Segment Start: MATERIAL SUPPLIED

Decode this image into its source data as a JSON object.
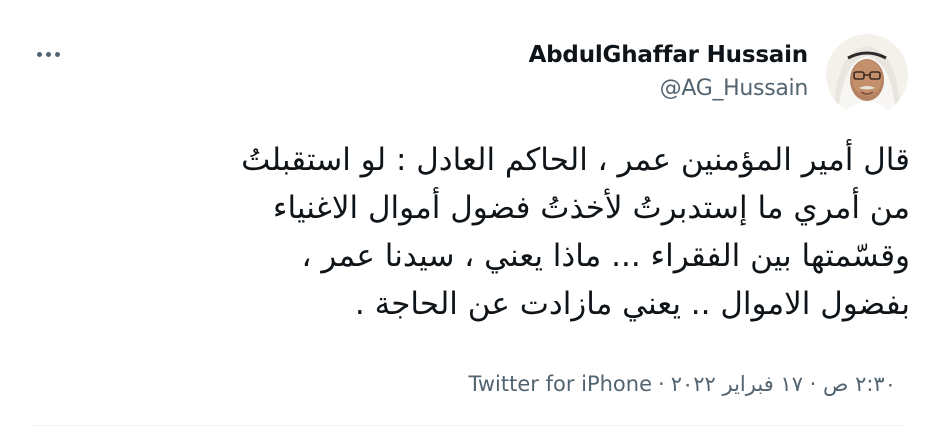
{
  "tweet": {
    "author": {
      "display_name": "AbdulGhaffar Hussain",
      "handle": "@AG_Hussain"
    },
    "body_lines": [
      "قال أمير المؤمنين عمر ، الحاكم العادل : لو استقبلتُ",
      "من أمري ما إستدبرتُ لأخذتُ فضول أموال الاغنياء",
      "وقسّمتها بين الفقراء ... ماذا يعني ، سيدنا عمر ،",
      "بفضول الاموال .. يعني مازادت عن الحاجة  ."
    ],
    "timestamp": "٢:٣٠ ص · ١٧ فبراير ٢٠٢٢",
    "separator": "·",
    "source": "Twitter for iPhone"
  },
  "icons": {
    "more": "more-horizontal-icon"
  },
  "colors": {
    "text_primary": "#0f1419",
    "text_secondary": "#536471",
    "divider": "#eff3f4"
  }
}
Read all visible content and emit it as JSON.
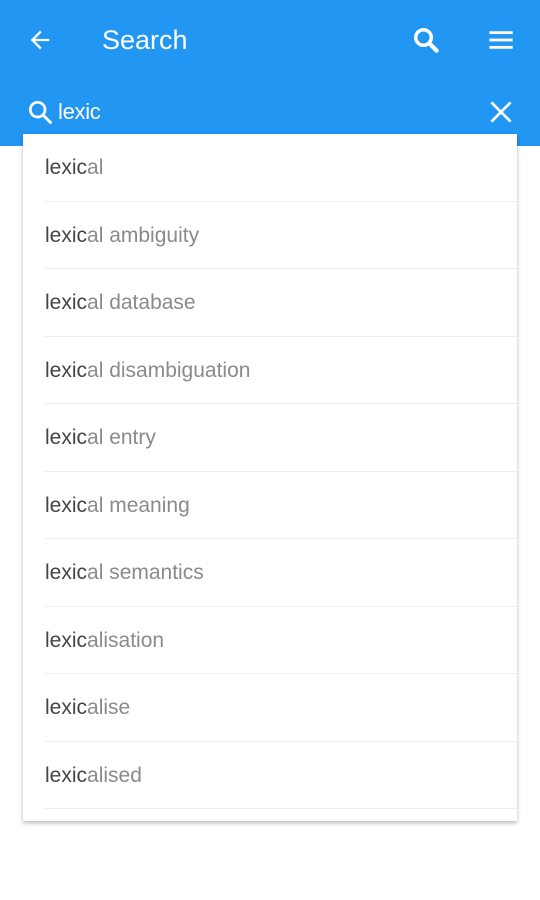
{
  "toolbar": {
    "title": "Search",
    "back_icon": "arrow-left-icon",
    "search_icon": "search-icon",
    "menu_icon": "hamburger-menu-icon"
  },
  "search": {
    "value": "lexic",
    "clear_icon": "close-icon",
    "icon": "search-icon"
  },
  "colors": {
    "header": "#2196f3",
    "match_text": "#444444",
    "rest_text": "#8a8a8a"
  },
  "suggestions": [
    {
      "match": "lexic",
      "rest": "al"
    },
    {
      "match": "lexic",
      "rest": "al ambiguity"
    },
    {
      "match": "lexic",
      "rest": "al database"
    },
    {
      "match": "lexic",
      "rest": "al disambiguation"
    },
    {
      "match": "lexic",
      "rest": "al entry"
    },
    {
      "match": "lexic",
      "rest": "al meaning"
    },
    {
      "match": "lexic",
      "rest": "al semantics"
    },
    {
      "match": "lexic",
      "rest": "alisation"
    },
    {
      "match": "lexic",
      "rest": "alise"
    },
    {
      "match": "lexic",
      "rest": "alised"
    }
  ]
}
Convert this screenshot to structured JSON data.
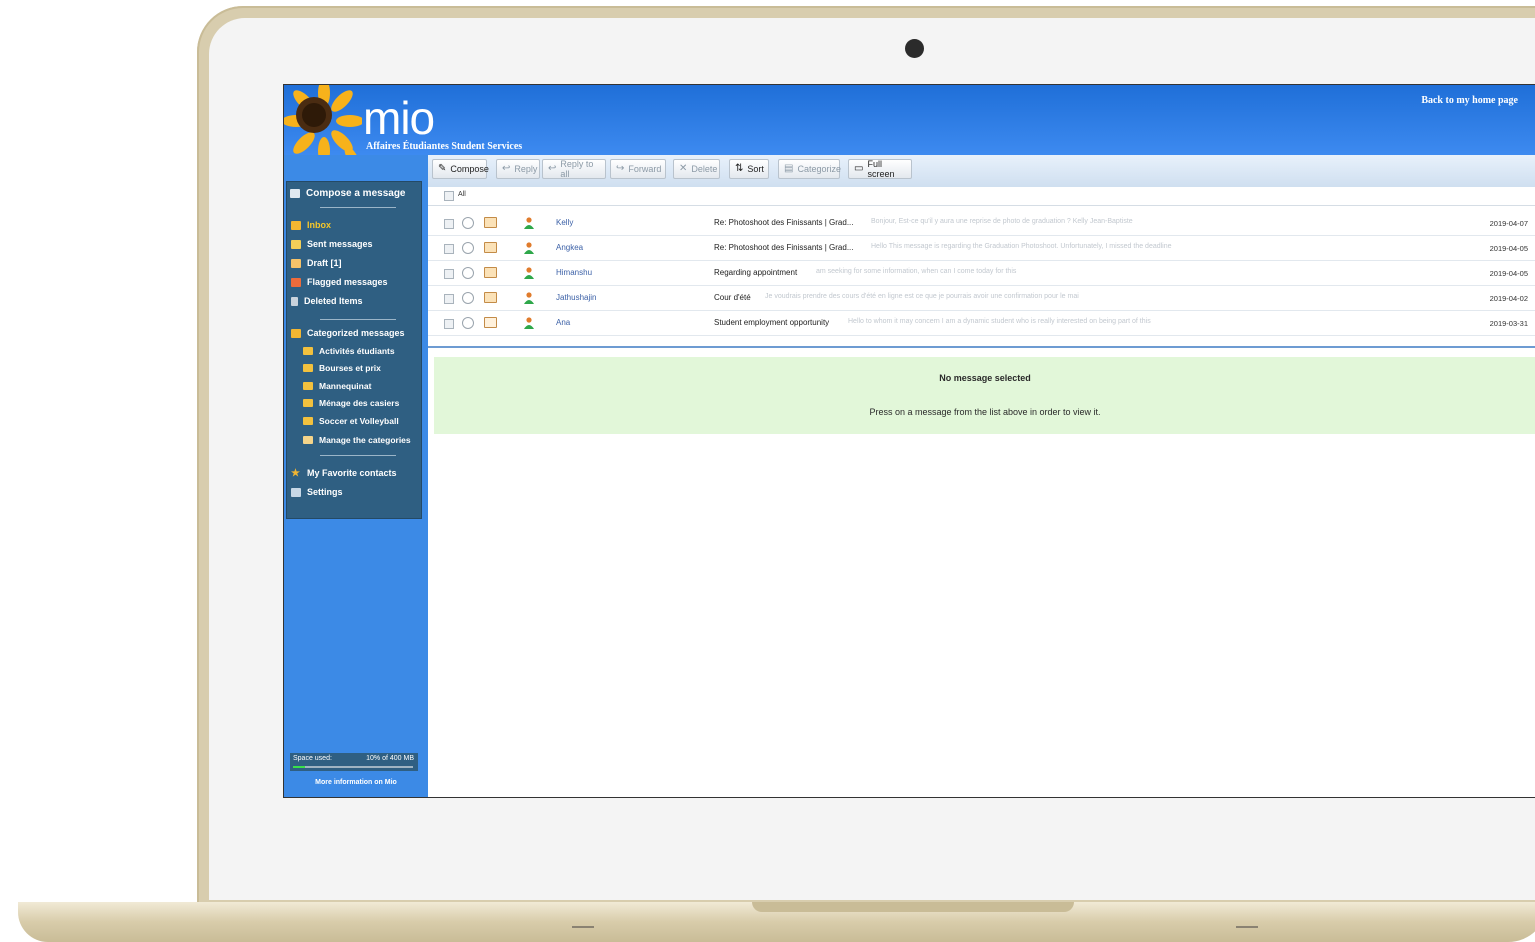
{
  "app": {
    "logo": "mio",
    "subtitle": "Affaires Étudiantes Student Services",
    "back_link": "Back to my home page"
  },
  "toolbar": {
    "compose": "Compose",
    "reply": "Reply",
    "reply_all": "Reply to all",
    "forward": "Forward",
    "delete": "Delete",
    "sort": "Sort",
    "categorize": "Categorize",
    "full_screen": "Full screen"
  },
  "sidebar": {
    "compose": "Compose a message",
    "inbox": "Inbox",
    "sent": "Sent messages",
    "draft": "Draft [1]",
    "flagged": "Flagged messages",
    "deleted": "Deleted Items",
    "categorized": "Categorized messages",
    "categories": [
      "Activités étudiants",
      "Bourses et prix",
      "Mannequinat",
      "Ménage des casiers",
      "Soccer et Volleyball"
    ],
    "manage_categories": "Manage the categories",
    "favorites": "My Favorite contacts",
    "settings": "Settings",
    "space_used_label": "Space used:",
    "space_used_value": "10% of 400 MB",
    "space_used_fraction": 0.1,
    "more_info": "More information on Mio"
  },
  "list": {
    "all_label": "All",
    "messages": [
      {
        "sender": "Kelly",
        "subject": "Re: Photoshoot des Finissants | Grad...",
        "preview": "Bonjour, Est-ce qu'il y aura une reprise de photo de graduation ? Kelly Jean-Baptiste",
        "date": "2019-04-07"
      },
      {
        "sender": "Angkea",
        "subject": "Re: Photoshoot des Finissants | Grad...",
        "preview": "Hello This message is regarding the Graduation Photoshoot. Unfortunately, I missed the deadline",
        "date": "2019-04-05"
      },
      {
        "sender": "Himanshu",
        "subject": "Regarding appointment",
        "preview": "am seeking for some information, when can I come today for this",
        "date": "2019-04-05"
      },
      {
        "sender": "Jathushajin",
        "subject": "Cour d'été",
        "preview": "Je voudrais prendre des cours d'été en ligne est ce que je pourrais avoir une confirmation pour le mai",
        "date": "2019-04-02"
      },
      {
        "sender": "Ana",
        "subject": "Student employment opportunity",
        "preview": "Hello to whom it may concern I am a dynamic student who is really interested on being part of this",
        "date": "2019-03-31"
      }
    ]
  },
  "preview_pane": {
    "title": "No message selected",
    "hint": "Press on a message from the list above in order to view it."
  }
}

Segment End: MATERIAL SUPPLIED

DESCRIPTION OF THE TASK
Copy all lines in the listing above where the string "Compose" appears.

RESPONSE TO THE TASK
    "compose": "Compose",
    "compose": "Compose a message",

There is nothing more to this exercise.